Segment Open

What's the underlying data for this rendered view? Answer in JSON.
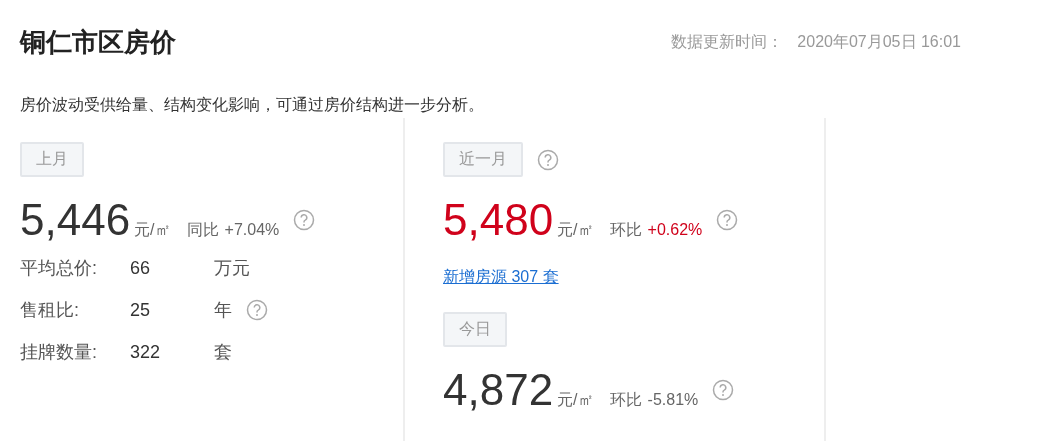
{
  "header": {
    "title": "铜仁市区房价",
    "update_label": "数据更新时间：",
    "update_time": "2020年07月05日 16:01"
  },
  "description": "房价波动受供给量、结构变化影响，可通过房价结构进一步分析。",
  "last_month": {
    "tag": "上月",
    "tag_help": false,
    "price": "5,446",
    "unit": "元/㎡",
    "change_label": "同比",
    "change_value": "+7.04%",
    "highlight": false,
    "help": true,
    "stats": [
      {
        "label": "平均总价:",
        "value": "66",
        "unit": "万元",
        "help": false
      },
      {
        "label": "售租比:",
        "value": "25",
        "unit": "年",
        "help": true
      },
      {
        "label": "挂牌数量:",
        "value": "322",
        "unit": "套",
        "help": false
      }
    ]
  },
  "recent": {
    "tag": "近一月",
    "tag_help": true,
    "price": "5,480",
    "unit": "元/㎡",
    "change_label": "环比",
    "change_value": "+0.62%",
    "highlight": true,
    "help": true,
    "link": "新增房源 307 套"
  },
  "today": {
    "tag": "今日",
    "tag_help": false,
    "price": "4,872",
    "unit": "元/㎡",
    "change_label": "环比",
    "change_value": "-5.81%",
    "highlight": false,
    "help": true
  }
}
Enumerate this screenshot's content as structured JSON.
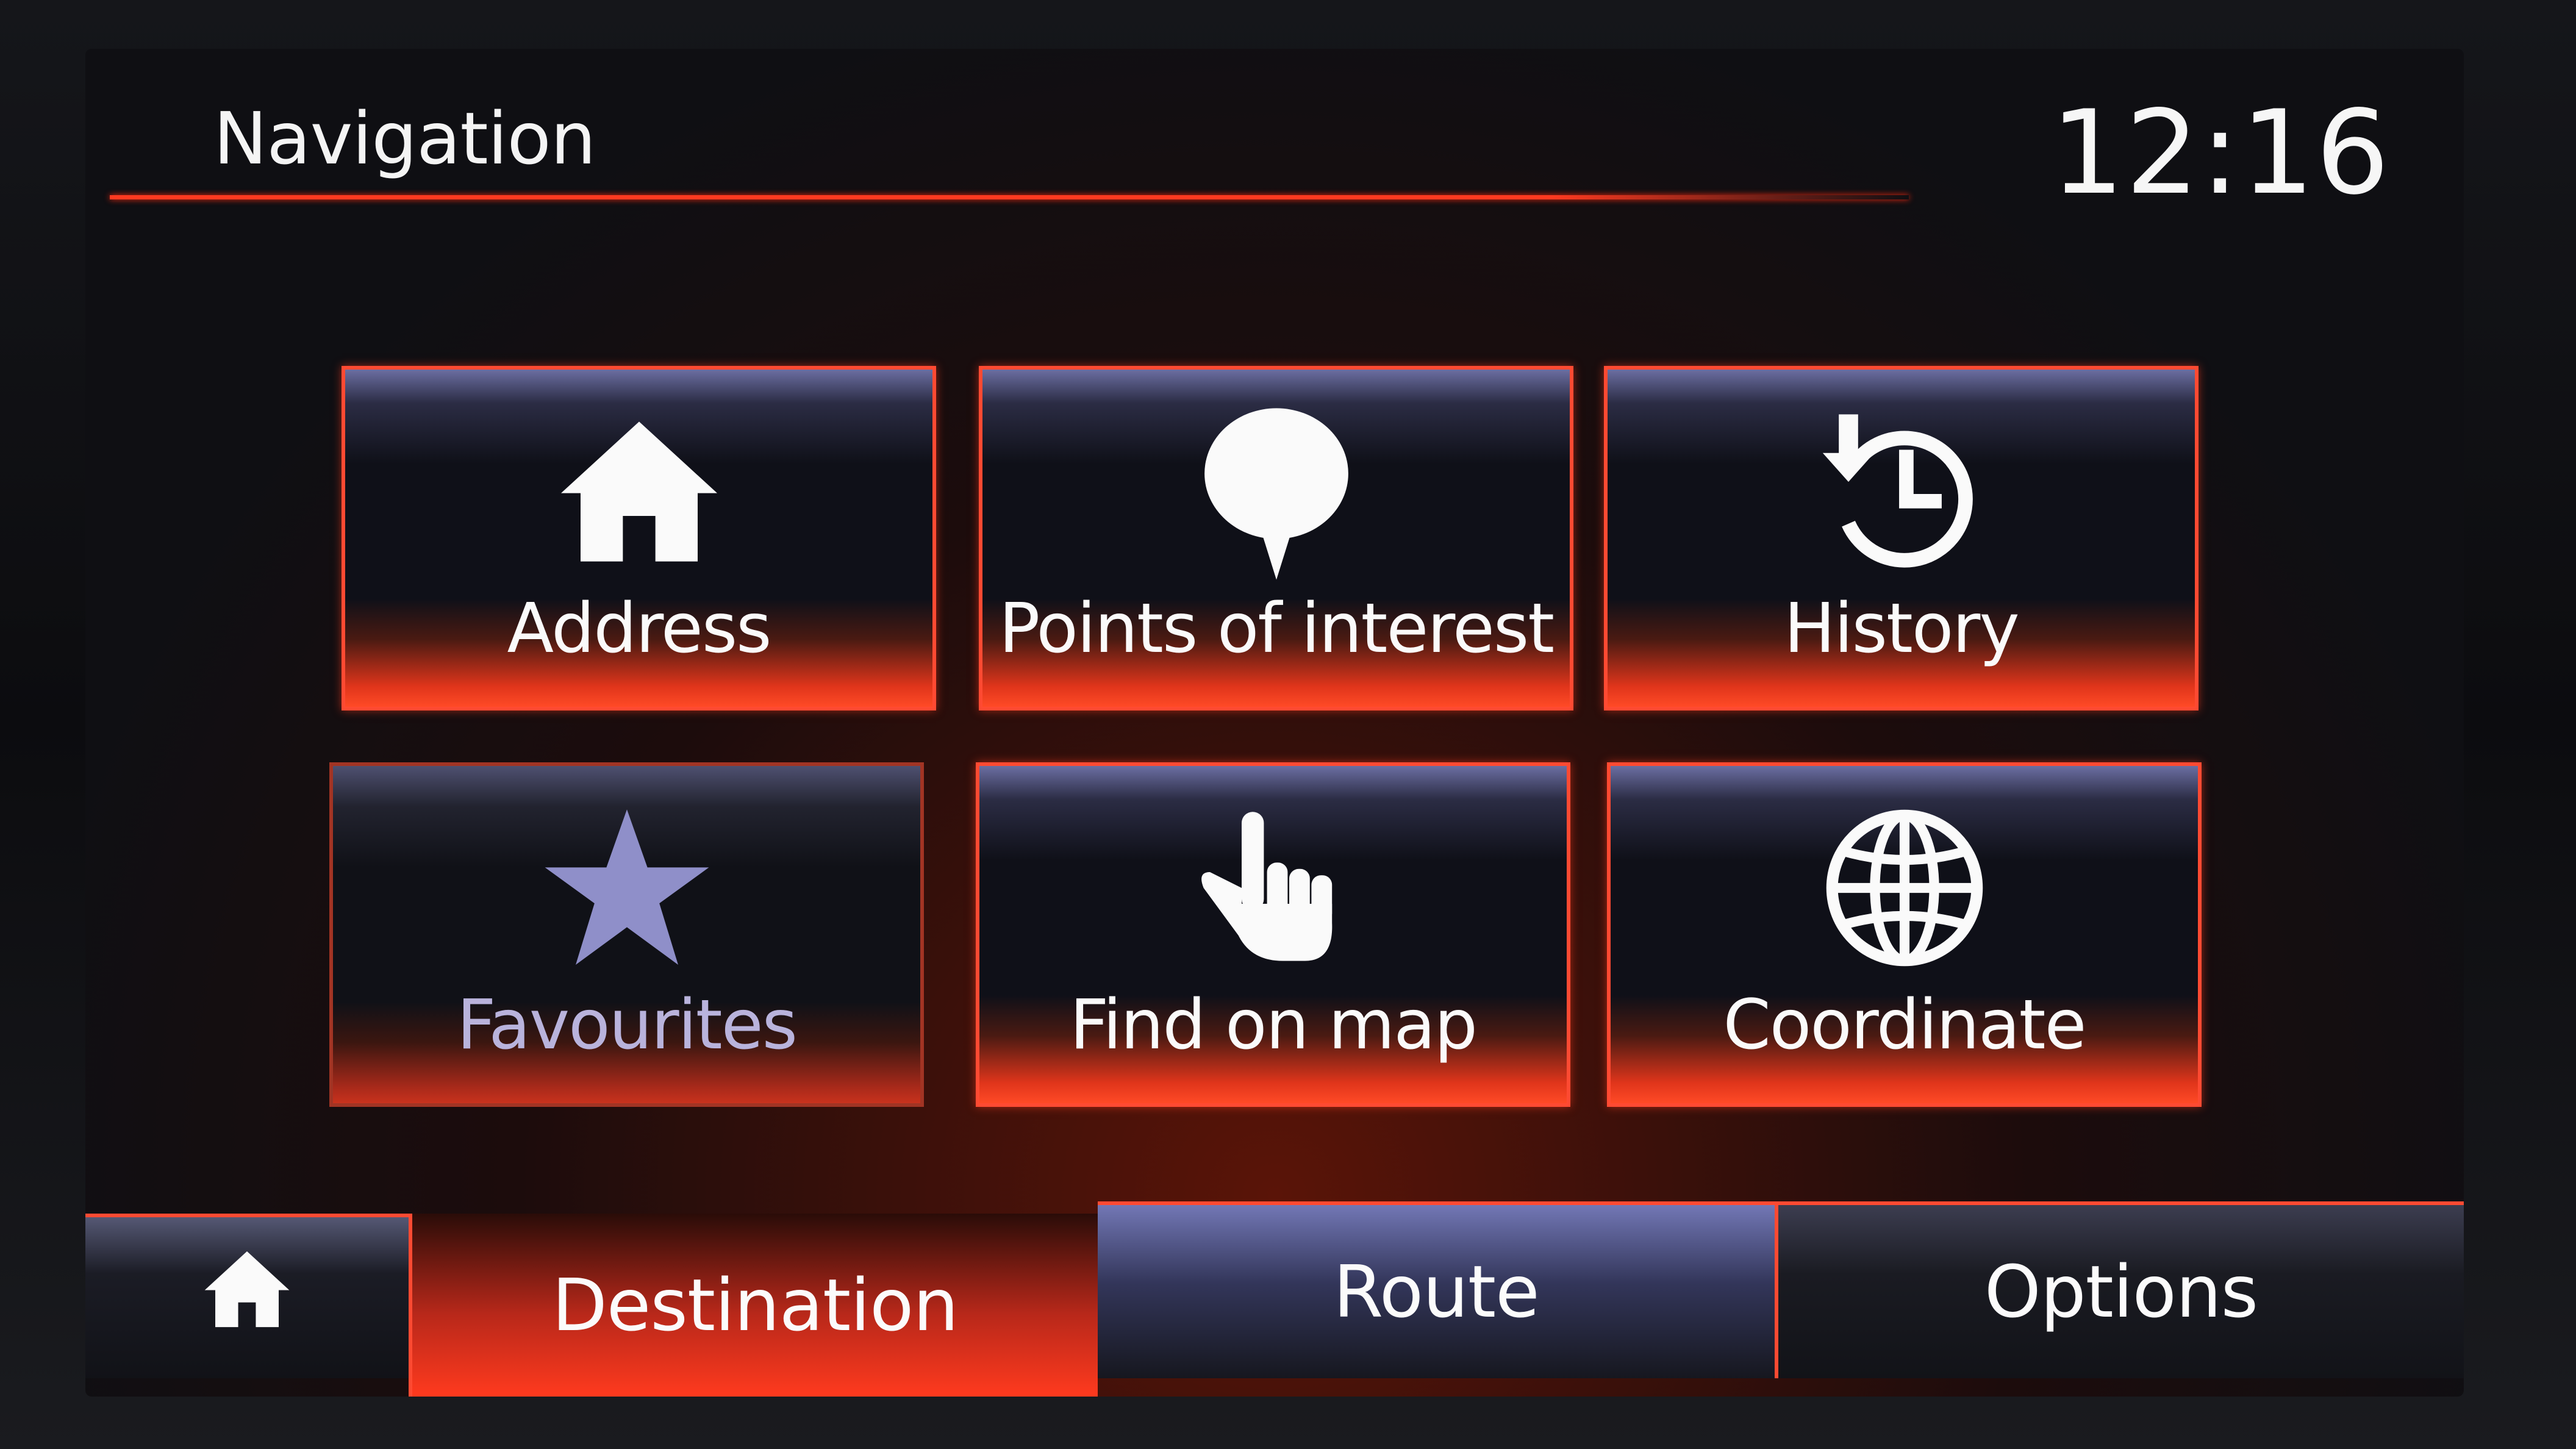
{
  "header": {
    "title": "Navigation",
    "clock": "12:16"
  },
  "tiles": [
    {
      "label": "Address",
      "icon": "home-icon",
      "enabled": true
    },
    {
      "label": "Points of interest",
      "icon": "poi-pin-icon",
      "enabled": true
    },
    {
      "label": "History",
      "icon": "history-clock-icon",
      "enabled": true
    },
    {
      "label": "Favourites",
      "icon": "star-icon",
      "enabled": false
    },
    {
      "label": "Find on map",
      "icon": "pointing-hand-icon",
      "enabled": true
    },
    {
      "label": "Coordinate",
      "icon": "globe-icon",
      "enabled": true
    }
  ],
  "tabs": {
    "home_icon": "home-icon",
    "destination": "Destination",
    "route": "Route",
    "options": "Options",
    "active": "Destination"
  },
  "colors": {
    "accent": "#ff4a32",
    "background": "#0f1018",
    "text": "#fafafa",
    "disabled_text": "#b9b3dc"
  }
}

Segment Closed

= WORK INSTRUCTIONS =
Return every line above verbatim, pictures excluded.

= RESPONSE TO THE TASK =
What's the underlying data for this rendered view? Answer in JSON.
{
  "header": {
    "title": "铜仁市区房价",
    "update_label": "数据更新时间：",
    "update_time": "2020年07月05日 16:01"
  },
  "description": "房价波动受供给量、结构变化影响，可通过房价结构进一步分析。",
  "last_month": {
    "tag": "上月",
    "tag_help": false,
    "price": "5,446",
    "unit": "元/㎡",
    "change_label": "同比",
    "change_value": "+7.04%",
    "highlight": false,
    "help": true,
    "stats": [
      {
        "label": "平均总价:",
        "value": "66",
        "unit": "万元",
        "help": false
      },
      {
        "label": "售租比:",
        "value": "25",
        "unit": "年",
        "help": true
      },
      {
        "label": "挂牌数量:",
        "value": "322",
        "unit": "套",
        "help": false
      }
    ]
  },
  "recent": {
    "tag": "近一月",
    "tag_help": true,
    "price": "5,480",
    "unit": "元/㎡",
    "change_label": "环比",
    "change_value": "+0.62%",
    "highlight": true,
    "help": true,
    "link": "新增房源 307 套"
  },
  "today": {
    "tag": "今日",
    "tag_help": false,
    "price": "4,872",
    "unit": "元/㎡",
    "change_label": "环比",
    "change_value": "-5.81%",
    "highlight": false,
    "help": true
  }
}
Enumerate this screenshot's content as structured JSON.
{
  "header": {
    "title": "Navigation",
    "clock": "12:16"
  },
  "tiles": [
    {
      "label": "Address",
      "icon": "home-icon",
      "enabled": true
    },
    {
      "label": "Points of interest",
      "icon": "poi-pin-icon",
      "enabled": true
    },
    {
      "label": "History",
      "icon": "history-clock-icon",
      "enabled": true
    },
    {
      "label": "Favourites",
      "icon": "star-icon",
      "enabled": false
    },
    {
      "label": "Find on map",
      "icon": "pointing-hand-icon",
      "enabled": true
    },
    {
      "label": "Coordinate",
      "icon": "globe-icon",
      "enabled": true
    }
  ],
  "tabs": {
    "home_icon": "home-icon",
    "destination": "Destination",
    "route": "Route",
    "options": "Options",
    "active": "Destination"
  },
  "colors": {
    "accent": "#ff4a32",
    "background": "#0f1018",
    "text": "#fafafa",
    "disabled_text": "#b9b3dc"
  }
}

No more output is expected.